I primed all three models – the Klingon in a deep green and the Federation ships in a dark grey. The green I was hoping would ‘bleed through’ a bit to show up in the light grey I would use as a base coat. The grey was there to blend out the show-through of the printed text inside the parts of the Fed models. In hindsight I should have just hit them all with dark grey and been done with it, but whatever. Primer serves two main functions here – first to give the final paint a better grip on the model, and second to show you places that need sanding/filling.
Most of the time you see Klingons referred to as being green for their hulls – this was from the studio model of the Original Series D-7, which had a metallic/pearl green hull. The Amar from TMP and Kronos 1 from ST6 both were more of a metallic grey on-screen, and even on screen the Original Series ship didn’t show off as all that green in hue. I’ll do a little greenish wash on the hull coat later to give it a little hue, but not so much that it veers dramatically away from the screen appearance.
I used some spare sprue lengths and a bit of blue-tack (mine isn’t blue, it’s white, but that seems to be the prevailing name – any sort of sticky gum will do the job) to make something I could hold them with while I sprayed. Once one side was dry, flip it and do the other (making sure none of the tacky stuff stayed on the ship).
After the primer was dry, I hit the two Federation ships with some Tamiya Fine White primer as a base coat for the hull, and the Klingon got a light grey coat.
A note on the use of paints – you need to have patience when waiting for them to dry. It’s not just drying that’s needed – it’s curing, too. Paint may feel dry to the touch, and even be easy to handle, but extended pressure or handling can reveal that the paint isn’t quite done yet, and you can give yourself a real headache by handling them too soon. Give Tamiya paints at least two or three hours to set before extended handling, preferably let them sit overnight. I made a mistake with the Reliant and it messed up some of my hull coat. Took a lot of sanding and repainting to get it to look right again.
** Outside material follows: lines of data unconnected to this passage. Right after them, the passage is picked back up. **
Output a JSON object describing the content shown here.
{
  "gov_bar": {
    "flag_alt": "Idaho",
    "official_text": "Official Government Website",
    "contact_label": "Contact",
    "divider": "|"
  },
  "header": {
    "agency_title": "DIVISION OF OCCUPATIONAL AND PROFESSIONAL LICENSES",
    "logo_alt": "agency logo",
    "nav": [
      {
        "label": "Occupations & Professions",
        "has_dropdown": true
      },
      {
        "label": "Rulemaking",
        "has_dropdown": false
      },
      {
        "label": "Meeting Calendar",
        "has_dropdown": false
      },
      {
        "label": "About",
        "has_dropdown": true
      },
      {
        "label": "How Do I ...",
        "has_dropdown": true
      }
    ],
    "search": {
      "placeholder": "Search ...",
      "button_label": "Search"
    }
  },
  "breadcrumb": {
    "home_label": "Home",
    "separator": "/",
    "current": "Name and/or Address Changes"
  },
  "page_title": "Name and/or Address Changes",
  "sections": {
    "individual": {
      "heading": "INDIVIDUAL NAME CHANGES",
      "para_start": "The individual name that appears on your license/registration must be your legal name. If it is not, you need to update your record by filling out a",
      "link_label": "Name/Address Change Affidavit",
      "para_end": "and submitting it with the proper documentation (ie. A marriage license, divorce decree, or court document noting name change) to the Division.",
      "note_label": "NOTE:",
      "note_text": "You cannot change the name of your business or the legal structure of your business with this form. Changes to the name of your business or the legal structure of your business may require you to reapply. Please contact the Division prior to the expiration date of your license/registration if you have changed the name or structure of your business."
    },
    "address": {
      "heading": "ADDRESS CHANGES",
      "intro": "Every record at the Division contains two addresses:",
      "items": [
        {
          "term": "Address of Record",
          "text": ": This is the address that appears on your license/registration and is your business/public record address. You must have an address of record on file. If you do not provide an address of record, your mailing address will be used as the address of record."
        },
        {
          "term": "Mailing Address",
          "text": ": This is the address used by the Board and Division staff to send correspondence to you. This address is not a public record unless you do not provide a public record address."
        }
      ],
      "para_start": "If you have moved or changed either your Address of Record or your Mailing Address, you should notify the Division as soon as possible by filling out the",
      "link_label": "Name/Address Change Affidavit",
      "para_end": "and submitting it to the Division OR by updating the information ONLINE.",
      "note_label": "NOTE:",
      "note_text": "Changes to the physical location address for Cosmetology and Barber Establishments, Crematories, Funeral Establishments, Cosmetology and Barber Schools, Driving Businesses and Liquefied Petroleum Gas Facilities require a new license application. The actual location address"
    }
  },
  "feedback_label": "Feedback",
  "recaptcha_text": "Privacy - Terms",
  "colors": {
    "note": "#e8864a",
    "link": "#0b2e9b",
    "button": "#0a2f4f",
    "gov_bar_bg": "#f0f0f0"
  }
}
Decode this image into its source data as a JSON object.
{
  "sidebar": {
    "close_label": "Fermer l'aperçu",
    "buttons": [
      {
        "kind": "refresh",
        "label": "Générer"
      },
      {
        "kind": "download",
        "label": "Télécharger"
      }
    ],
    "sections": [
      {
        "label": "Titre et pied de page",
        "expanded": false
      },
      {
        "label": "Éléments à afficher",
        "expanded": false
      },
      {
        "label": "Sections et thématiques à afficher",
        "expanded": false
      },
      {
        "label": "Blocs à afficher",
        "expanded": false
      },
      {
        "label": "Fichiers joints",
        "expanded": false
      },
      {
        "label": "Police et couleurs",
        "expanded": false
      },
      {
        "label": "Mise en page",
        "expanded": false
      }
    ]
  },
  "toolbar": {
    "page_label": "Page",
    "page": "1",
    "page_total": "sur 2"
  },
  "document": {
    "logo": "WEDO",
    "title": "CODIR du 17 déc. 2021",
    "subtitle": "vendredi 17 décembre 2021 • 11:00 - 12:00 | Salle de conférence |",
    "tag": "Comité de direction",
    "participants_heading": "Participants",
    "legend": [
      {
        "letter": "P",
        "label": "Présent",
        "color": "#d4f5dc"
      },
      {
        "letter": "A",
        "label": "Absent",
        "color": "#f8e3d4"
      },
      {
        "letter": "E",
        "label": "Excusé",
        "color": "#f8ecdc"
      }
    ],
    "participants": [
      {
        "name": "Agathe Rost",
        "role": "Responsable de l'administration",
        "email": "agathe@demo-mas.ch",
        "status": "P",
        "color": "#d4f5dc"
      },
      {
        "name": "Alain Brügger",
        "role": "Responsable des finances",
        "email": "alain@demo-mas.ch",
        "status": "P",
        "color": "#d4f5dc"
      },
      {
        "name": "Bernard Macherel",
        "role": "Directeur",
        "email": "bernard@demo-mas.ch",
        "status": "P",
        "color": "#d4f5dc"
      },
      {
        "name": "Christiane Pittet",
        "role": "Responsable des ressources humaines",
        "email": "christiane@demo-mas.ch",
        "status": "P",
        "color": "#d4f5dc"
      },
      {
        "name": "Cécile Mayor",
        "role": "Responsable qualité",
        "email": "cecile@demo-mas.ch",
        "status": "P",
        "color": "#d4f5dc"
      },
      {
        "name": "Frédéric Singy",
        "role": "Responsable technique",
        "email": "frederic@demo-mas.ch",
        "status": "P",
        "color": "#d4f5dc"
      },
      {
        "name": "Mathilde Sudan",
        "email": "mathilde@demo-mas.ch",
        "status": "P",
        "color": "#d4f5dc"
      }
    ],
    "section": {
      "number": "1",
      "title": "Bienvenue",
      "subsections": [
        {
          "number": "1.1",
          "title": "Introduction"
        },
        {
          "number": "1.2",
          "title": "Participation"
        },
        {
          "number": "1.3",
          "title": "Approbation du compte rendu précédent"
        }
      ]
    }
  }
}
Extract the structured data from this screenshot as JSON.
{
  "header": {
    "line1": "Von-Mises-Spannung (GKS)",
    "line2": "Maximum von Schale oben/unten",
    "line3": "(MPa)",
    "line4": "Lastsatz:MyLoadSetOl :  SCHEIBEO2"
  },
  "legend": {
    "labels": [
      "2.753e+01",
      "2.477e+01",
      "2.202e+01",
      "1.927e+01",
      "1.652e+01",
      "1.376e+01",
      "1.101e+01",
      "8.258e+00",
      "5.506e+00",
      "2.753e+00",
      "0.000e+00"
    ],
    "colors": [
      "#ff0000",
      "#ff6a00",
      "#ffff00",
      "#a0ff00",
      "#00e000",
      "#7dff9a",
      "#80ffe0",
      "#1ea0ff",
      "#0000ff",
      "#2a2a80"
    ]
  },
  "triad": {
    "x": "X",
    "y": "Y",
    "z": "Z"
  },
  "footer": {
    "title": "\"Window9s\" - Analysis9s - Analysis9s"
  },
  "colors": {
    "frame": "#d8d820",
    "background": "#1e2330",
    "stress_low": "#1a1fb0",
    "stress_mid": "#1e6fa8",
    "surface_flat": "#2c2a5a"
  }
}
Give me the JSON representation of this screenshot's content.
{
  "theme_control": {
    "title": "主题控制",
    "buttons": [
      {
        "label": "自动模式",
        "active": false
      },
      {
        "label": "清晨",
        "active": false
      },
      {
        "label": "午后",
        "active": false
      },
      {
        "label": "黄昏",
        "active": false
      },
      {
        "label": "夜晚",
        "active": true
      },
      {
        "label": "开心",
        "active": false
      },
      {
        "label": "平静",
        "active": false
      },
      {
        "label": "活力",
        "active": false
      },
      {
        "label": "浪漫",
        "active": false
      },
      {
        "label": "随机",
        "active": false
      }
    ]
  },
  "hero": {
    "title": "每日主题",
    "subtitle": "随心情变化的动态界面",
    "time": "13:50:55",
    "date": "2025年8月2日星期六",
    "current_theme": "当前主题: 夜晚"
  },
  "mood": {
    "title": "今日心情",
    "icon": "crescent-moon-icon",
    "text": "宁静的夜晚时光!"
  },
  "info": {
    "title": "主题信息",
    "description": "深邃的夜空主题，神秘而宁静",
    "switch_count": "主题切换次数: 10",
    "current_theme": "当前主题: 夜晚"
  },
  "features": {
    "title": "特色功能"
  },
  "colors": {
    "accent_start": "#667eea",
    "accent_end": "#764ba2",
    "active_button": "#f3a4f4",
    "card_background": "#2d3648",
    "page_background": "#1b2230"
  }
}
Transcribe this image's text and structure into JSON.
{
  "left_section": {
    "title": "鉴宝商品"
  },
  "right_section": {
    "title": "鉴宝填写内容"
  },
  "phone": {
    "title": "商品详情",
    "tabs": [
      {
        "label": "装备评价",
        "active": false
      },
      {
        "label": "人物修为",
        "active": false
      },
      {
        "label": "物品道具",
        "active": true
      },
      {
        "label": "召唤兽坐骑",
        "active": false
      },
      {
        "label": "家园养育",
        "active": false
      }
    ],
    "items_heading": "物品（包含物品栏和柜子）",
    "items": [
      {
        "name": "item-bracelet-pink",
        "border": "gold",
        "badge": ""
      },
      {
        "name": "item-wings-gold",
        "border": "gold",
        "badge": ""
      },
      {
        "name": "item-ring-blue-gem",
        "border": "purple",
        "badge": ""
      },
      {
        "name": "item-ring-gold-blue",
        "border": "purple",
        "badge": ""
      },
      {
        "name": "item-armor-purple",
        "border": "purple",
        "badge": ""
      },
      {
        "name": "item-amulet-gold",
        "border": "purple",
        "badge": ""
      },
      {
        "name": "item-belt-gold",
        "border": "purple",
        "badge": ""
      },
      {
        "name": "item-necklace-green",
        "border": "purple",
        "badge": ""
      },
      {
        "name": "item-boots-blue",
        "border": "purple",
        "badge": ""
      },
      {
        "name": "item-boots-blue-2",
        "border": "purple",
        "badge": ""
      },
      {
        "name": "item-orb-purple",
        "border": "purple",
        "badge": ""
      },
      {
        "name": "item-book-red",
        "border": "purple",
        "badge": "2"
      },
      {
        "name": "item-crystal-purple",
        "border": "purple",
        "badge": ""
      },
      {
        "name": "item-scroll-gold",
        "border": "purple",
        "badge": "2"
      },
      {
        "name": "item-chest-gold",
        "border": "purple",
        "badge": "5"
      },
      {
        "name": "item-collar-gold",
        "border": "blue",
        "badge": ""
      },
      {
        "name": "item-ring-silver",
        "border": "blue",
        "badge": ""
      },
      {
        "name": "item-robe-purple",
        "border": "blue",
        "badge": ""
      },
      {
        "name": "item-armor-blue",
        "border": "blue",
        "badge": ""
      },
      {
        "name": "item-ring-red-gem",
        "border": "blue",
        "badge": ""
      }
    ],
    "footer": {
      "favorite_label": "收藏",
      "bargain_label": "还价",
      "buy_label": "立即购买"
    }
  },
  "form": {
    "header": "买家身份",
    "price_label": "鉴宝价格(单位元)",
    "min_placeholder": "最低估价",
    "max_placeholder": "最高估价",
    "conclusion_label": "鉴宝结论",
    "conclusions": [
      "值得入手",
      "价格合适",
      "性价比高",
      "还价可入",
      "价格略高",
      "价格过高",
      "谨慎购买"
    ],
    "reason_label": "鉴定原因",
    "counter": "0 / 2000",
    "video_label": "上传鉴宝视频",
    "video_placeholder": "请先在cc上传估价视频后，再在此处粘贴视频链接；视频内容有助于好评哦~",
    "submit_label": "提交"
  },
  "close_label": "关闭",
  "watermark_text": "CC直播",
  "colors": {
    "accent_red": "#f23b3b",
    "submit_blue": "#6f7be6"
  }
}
Once the hull coats were dried and fully cured, I applied a gloss-coat over all the surfaces to prep them for decals (decals go on best against a glossy surface – matte or even satin finishes can grab and rip decals). I have some automotive clear coat I use, but in hindsight I don’t recommend this for these models – it works fine for big stuff 1/35 scale, but for these little guys it just goes on a little too thick. Rattle-can gloss coat from Tamiya or Vallejo would probably be just fine.
While I let the gloss-coat dry, I’ll take a break here. Next installment, I’ll cover painting and decals on these kits, which is probably going to be a bit harder than the few minutes it took to assemble them.